> [PROMPT] Scan the records below for the string "description" and return every line where it appears.

※ ※ ※

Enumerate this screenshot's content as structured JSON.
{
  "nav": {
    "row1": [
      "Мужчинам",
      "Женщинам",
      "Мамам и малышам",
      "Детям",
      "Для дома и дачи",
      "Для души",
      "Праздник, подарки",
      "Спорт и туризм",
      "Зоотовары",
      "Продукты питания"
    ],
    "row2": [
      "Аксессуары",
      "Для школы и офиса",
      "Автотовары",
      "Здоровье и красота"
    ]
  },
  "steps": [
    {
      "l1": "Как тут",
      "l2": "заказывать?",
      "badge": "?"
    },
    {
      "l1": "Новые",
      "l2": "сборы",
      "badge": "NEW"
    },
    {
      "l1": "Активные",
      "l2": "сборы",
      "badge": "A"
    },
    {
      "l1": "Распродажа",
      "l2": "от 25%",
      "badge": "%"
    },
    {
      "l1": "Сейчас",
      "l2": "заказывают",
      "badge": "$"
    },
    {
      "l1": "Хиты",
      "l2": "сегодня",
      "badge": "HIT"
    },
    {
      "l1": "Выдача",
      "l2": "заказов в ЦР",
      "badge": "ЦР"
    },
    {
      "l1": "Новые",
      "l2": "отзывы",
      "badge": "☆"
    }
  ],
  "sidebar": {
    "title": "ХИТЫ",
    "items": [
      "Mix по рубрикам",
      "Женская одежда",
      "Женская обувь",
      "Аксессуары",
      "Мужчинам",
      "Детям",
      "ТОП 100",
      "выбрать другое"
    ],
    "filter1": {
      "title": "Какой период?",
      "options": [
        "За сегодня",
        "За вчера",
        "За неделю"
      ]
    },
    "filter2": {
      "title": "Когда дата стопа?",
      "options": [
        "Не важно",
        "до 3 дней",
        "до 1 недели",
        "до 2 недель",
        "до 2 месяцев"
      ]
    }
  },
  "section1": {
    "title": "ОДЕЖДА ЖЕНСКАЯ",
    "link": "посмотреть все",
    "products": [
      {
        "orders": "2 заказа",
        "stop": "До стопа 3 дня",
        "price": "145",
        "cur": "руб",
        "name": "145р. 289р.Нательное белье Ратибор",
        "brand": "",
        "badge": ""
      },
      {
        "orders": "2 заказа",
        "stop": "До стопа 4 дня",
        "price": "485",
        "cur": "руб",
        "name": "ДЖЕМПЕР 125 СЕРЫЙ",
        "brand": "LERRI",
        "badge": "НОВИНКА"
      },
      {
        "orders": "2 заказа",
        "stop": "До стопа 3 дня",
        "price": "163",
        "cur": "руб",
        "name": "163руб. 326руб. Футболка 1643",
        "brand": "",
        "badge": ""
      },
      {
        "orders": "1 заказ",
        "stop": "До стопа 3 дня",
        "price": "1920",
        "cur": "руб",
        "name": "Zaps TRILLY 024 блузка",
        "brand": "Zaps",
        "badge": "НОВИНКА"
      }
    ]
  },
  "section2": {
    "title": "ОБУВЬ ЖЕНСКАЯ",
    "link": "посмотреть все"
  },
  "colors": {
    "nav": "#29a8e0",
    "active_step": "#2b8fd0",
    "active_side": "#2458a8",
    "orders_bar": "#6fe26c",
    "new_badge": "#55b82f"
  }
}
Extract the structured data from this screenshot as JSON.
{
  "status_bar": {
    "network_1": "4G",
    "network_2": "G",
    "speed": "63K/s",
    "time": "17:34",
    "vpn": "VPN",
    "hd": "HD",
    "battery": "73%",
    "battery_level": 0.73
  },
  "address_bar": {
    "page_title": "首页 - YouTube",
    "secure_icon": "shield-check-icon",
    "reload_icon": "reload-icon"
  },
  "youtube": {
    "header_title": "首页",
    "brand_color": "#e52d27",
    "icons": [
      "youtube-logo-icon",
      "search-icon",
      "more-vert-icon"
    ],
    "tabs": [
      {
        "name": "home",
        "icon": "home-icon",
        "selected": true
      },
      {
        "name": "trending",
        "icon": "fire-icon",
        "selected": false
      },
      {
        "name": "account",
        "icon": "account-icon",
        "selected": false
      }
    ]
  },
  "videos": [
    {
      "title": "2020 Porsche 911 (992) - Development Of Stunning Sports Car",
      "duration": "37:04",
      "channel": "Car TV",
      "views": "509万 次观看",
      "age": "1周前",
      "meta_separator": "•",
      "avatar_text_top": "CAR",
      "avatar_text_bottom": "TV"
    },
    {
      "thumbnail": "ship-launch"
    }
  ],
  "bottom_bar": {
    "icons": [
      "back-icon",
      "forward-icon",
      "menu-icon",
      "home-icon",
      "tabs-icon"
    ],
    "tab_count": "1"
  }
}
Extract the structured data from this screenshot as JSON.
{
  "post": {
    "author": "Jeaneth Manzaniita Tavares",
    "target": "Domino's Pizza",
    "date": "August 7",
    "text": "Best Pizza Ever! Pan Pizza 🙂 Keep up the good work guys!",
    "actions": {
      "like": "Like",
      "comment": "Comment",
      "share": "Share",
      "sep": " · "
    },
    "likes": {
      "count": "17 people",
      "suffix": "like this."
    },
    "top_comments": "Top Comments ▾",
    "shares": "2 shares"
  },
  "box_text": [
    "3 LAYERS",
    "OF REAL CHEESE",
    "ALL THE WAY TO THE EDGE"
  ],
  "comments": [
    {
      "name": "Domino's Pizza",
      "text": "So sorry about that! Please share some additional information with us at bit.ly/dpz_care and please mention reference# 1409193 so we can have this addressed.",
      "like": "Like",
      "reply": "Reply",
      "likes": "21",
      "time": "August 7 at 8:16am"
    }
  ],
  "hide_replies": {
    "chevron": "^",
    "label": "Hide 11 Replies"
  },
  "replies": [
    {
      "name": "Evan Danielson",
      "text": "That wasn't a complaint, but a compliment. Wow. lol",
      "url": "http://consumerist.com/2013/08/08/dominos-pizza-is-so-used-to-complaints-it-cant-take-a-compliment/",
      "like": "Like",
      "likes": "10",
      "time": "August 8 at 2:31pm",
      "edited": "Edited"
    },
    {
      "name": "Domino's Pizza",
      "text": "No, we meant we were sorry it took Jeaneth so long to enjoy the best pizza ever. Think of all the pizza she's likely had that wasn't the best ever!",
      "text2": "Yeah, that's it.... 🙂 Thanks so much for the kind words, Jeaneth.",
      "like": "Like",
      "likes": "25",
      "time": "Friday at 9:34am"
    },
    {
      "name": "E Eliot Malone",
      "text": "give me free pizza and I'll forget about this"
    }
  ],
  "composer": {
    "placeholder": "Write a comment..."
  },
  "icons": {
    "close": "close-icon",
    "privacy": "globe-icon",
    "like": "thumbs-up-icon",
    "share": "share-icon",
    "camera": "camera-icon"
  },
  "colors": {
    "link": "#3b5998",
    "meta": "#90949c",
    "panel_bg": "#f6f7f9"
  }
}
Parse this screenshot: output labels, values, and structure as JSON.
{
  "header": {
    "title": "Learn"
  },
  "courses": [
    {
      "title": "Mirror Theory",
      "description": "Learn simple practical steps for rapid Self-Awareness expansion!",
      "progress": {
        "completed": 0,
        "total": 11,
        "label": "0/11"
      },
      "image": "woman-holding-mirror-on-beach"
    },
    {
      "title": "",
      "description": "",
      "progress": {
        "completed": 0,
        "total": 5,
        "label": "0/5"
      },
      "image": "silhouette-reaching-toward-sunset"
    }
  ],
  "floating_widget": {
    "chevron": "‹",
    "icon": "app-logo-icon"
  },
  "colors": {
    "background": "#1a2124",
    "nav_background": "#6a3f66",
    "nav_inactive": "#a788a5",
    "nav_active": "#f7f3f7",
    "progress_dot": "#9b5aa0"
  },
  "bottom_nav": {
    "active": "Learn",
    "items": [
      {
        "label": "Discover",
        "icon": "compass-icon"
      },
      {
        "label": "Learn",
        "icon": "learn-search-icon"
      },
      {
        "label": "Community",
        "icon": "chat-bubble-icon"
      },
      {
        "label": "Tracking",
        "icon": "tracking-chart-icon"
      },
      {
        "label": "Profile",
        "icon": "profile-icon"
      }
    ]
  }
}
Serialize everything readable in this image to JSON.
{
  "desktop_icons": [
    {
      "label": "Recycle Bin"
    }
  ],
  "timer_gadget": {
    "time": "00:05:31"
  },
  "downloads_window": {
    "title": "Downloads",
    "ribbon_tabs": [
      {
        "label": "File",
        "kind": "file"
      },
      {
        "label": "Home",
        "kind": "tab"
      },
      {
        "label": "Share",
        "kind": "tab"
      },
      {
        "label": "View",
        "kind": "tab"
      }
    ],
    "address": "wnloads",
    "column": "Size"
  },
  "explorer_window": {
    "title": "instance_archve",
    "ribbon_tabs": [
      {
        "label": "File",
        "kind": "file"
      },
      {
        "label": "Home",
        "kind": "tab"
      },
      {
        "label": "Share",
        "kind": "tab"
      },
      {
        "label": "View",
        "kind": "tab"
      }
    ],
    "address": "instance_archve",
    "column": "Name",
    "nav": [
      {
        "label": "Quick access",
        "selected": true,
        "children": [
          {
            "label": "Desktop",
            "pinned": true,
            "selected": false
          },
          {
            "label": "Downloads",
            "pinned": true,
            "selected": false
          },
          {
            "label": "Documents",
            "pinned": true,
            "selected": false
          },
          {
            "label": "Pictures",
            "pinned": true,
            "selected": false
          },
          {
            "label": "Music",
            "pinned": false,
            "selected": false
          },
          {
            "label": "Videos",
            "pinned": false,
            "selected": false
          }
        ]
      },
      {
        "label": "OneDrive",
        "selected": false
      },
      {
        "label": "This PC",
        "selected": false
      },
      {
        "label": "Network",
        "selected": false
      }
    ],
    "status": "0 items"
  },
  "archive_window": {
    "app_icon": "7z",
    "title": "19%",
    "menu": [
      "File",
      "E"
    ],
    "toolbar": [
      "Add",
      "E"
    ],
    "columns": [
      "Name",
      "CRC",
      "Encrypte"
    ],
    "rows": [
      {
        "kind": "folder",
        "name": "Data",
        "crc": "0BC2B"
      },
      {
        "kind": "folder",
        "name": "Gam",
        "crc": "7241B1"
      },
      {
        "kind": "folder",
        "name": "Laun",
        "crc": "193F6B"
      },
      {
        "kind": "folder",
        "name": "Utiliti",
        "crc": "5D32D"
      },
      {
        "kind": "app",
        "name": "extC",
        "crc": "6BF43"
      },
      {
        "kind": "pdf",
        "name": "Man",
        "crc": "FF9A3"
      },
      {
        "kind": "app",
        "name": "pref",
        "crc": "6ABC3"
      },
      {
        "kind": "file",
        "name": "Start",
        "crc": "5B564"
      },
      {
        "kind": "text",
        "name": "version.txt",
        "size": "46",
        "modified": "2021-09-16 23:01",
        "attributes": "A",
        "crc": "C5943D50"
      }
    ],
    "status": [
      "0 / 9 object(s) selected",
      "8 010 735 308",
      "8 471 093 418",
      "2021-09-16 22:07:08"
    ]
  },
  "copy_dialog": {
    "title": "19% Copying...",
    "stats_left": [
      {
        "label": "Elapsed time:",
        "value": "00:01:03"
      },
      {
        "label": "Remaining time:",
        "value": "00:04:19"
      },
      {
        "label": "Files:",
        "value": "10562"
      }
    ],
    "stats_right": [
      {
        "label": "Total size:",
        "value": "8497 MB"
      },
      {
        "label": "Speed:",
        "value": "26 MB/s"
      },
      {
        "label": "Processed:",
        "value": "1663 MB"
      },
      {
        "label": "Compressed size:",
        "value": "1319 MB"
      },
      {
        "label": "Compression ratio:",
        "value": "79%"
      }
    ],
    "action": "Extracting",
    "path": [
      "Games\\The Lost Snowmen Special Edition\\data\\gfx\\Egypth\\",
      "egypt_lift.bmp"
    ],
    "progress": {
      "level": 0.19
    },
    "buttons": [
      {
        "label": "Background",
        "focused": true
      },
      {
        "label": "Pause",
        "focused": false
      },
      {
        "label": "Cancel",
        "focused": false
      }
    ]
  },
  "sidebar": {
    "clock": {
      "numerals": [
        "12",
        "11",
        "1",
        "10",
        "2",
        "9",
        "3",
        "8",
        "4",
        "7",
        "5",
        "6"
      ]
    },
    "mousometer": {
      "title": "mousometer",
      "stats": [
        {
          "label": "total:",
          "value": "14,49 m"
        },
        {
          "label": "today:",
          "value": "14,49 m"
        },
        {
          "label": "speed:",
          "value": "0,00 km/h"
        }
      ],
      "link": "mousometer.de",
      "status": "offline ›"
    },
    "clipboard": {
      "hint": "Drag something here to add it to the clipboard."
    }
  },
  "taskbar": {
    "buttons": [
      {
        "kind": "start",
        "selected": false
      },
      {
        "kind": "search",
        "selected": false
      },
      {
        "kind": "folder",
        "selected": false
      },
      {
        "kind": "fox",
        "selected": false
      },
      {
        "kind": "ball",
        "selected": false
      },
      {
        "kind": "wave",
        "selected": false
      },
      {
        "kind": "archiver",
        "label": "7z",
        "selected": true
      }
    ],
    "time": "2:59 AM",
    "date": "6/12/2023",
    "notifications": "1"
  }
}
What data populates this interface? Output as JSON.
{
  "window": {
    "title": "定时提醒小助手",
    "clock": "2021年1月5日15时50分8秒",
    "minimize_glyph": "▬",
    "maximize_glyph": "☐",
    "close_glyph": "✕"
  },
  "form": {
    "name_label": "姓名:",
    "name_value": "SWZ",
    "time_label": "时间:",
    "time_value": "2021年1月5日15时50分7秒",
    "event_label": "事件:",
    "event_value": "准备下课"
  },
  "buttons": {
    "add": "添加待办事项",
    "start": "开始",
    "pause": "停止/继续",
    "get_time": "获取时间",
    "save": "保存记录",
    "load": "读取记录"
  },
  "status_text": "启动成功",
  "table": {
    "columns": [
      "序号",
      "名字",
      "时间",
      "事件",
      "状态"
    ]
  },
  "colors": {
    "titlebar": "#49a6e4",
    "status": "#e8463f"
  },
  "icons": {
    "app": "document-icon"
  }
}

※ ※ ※

> [WRITTEN ANSWER]
      "description": "Learn simple practical steps for rapid Self-Awareness expansion!",
      "description": "",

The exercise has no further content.